§ **PROBLEM TO WORK ON**
When the string "true" is part of a line in the data below, report the whole line.

─── RECORD EXTRACTS ───

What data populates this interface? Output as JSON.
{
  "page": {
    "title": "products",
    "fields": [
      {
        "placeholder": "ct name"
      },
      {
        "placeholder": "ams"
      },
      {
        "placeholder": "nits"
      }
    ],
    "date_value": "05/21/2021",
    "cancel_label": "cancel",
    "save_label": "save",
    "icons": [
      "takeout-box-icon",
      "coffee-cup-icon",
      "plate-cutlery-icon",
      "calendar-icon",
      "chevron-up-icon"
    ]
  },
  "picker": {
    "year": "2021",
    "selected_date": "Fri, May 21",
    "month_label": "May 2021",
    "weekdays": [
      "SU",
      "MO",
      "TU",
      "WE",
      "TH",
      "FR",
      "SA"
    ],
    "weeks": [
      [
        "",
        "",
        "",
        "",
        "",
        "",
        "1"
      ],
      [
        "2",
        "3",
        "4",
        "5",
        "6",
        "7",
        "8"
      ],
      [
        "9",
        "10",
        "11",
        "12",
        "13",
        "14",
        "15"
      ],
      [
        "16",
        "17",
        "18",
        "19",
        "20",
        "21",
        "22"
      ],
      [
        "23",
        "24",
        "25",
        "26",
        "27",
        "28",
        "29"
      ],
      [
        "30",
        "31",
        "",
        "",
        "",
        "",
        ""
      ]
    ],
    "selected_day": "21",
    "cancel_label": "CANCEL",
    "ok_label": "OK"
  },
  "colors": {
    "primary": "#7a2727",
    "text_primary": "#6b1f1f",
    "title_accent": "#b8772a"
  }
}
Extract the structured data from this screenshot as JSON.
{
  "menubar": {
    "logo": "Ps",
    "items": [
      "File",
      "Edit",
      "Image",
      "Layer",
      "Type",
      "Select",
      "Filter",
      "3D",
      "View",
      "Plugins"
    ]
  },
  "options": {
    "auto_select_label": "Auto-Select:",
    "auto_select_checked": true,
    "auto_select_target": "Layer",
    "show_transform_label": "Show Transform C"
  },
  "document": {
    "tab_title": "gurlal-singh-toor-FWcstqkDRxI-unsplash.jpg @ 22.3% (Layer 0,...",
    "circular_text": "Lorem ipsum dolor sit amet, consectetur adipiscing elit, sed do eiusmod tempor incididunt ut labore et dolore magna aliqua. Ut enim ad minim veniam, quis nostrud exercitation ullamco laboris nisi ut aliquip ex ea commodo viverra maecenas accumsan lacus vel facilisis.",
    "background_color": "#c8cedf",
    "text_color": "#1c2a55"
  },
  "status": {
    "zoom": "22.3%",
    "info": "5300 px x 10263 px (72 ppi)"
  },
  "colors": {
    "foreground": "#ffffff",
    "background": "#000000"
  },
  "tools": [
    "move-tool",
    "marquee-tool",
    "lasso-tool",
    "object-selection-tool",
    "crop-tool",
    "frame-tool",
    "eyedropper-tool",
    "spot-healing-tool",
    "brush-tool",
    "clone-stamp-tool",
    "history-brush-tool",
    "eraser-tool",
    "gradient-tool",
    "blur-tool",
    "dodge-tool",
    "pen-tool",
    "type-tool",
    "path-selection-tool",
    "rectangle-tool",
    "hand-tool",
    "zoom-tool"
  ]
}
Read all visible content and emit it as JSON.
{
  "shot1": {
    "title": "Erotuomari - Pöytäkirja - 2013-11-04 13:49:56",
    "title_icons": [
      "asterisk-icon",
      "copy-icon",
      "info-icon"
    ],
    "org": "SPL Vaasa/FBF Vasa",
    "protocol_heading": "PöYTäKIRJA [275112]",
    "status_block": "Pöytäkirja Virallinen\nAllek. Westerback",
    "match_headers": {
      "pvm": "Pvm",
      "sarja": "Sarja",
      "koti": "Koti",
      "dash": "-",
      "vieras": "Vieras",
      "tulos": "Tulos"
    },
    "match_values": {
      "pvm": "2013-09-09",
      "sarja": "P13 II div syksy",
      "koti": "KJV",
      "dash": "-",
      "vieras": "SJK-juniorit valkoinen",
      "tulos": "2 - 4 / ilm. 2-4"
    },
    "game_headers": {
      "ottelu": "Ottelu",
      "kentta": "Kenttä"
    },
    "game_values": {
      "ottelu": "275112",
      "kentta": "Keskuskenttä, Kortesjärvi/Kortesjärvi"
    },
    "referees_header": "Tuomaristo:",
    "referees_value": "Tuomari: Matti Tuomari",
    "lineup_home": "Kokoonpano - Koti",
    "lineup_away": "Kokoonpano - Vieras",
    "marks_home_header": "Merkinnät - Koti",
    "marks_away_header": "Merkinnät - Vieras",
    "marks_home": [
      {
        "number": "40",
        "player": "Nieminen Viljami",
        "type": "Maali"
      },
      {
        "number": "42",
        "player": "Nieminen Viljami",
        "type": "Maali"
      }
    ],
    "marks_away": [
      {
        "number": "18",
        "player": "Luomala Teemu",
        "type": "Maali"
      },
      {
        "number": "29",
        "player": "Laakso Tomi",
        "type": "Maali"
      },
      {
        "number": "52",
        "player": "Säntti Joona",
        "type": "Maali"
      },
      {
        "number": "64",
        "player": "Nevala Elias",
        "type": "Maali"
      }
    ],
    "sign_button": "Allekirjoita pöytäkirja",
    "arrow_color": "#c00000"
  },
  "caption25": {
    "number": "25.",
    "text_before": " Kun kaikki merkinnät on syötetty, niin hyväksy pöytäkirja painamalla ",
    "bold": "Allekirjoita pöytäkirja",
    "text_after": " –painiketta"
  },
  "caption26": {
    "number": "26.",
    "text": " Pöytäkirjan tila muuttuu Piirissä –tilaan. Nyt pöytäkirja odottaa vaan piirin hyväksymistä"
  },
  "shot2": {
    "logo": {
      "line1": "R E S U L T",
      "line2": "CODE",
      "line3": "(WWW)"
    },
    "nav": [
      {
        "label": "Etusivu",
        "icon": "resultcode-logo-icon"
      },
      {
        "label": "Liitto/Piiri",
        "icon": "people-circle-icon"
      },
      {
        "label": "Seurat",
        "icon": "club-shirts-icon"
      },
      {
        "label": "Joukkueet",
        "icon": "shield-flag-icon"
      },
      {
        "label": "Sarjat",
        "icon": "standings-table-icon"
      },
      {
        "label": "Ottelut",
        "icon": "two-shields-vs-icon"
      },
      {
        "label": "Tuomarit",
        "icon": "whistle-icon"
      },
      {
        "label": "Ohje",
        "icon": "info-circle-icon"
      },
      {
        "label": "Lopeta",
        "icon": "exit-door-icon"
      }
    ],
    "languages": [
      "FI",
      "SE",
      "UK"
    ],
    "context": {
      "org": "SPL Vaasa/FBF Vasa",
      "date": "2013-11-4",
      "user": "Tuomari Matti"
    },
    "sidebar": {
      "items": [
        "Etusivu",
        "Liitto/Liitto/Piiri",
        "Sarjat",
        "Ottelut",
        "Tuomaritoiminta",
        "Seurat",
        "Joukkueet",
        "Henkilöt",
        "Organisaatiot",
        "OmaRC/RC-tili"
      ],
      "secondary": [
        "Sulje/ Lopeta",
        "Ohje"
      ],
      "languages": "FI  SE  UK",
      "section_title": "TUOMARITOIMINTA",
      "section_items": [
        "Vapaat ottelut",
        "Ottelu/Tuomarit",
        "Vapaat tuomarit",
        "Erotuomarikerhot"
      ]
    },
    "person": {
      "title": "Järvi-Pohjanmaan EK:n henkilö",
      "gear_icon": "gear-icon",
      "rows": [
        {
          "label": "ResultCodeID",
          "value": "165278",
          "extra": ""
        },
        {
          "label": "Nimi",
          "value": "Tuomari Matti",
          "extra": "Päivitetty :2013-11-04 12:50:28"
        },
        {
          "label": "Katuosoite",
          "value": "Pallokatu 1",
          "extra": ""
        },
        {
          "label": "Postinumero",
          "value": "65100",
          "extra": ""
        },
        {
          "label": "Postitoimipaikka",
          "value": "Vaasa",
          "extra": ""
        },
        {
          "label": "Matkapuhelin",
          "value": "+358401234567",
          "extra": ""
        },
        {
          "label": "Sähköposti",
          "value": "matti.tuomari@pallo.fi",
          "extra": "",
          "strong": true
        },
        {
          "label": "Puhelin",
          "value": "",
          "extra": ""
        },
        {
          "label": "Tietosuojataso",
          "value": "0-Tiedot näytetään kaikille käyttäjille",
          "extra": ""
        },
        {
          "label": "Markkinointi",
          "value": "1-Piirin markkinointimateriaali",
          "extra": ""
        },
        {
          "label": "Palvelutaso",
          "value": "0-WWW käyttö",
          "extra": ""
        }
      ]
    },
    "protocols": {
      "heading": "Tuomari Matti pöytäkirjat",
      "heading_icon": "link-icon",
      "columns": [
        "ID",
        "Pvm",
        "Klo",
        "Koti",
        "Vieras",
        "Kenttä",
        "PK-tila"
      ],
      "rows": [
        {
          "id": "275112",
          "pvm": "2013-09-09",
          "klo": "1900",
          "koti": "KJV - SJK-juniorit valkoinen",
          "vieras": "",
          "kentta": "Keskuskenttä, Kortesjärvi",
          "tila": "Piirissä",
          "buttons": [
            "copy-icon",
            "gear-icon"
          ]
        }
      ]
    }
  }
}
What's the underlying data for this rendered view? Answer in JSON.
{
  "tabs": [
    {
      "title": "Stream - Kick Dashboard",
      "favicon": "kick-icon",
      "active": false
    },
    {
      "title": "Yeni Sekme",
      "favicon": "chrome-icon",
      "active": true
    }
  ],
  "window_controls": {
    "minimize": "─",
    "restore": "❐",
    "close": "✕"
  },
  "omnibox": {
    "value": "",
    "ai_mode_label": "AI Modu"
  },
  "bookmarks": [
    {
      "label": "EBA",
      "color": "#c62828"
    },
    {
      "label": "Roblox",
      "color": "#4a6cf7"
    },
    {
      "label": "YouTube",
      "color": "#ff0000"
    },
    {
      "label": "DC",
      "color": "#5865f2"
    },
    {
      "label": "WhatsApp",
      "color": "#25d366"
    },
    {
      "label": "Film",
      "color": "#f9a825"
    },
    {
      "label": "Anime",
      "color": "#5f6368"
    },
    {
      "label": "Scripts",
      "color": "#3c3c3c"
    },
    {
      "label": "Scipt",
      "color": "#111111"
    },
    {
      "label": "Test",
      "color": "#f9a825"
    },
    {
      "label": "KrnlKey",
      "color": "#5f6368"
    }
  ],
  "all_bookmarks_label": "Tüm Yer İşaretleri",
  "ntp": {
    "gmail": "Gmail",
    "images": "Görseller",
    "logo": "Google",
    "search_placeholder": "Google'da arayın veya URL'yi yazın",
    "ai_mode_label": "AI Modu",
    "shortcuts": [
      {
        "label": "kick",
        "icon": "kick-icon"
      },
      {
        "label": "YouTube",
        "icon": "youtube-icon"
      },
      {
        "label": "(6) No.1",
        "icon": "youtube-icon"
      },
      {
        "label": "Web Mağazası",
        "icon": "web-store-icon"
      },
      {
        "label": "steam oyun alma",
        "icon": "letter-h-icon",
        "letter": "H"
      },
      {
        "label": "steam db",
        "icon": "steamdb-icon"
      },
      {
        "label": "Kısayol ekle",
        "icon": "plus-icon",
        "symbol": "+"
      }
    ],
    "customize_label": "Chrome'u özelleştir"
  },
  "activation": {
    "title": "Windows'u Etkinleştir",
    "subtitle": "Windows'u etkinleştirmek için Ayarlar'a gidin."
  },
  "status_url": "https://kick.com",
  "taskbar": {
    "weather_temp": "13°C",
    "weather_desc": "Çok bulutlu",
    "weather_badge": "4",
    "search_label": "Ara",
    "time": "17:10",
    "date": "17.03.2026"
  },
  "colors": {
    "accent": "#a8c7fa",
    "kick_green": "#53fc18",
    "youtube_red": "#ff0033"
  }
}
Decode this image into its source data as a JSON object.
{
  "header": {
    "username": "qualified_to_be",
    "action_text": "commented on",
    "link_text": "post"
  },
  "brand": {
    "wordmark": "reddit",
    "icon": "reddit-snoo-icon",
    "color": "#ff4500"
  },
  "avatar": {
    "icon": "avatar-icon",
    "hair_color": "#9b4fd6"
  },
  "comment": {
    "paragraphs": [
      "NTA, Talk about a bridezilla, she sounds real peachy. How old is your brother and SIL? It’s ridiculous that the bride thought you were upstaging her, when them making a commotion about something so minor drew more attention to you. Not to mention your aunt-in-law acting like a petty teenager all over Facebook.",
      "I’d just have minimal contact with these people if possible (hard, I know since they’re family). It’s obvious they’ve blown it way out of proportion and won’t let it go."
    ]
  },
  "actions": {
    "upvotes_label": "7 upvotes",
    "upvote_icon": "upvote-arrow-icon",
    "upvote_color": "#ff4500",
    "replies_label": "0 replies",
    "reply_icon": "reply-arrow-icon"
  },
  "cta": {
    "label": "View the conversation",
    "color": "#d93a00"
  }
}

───

§ **REPLY**
    "auto_select_checked": true,
          "strong": true
      "active": true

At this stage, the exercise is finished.